About this task.
Output only how many lines below contain "mentions".

******

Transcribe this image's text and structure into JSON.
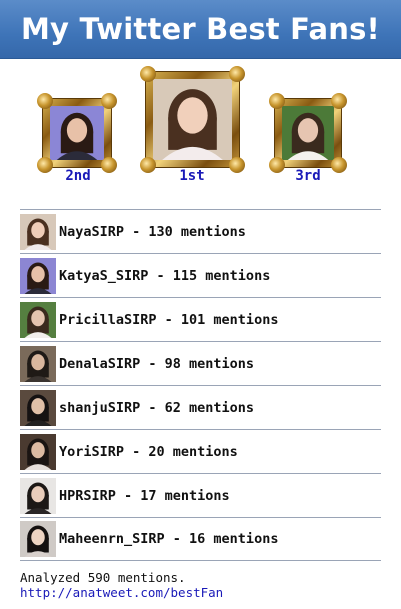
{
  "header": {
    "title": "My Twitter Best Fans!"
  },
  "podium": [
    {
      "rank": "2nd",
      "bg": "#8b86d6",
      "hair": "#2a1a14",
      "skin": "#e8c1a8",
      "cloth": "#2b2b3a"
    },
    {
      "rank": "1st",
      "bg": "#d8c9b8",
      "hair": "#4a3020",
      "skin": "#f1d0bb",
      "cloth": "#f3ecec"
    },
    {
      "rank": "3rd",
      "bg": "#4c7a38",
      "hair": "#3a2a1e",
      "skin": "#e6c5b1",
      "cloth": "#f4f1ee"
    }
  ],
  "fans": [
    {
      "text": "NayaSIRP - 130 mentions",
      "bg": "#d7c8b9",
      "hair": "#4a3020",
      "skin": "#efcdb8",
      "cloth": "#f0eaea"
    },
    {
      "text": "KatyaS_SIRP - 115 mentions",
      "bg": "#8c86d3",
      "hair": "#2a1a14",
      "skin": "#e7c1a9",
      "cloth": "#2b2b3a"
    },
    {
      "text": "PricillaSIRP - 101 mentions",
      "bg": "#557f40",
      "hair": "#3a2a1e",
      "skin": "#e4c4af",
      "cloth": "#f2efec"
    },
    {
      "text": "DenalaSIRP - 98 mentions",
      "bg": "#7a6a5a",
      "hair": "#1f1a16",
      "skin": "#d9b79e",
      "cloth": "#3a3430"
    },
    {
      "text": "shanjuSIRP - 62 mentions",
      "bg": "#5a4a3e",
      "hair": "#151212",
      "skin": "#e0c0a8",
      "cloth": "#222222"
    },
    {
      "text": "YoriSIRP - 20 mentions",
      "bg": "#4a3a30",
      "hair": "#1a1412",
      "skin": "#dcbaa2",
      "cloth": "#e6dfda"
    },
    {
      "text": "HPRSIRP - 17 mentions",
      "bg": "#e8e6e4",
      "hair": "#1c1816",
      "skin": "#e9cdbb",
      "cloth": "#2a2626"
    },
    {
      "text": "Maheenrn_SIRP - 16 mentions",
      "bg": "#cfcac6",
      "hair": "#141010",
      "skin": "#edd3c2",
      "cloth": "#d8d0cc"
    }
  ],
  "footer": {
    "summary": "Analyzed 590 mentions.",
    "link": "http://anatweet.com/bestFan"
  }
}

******

Answer to this problem.
9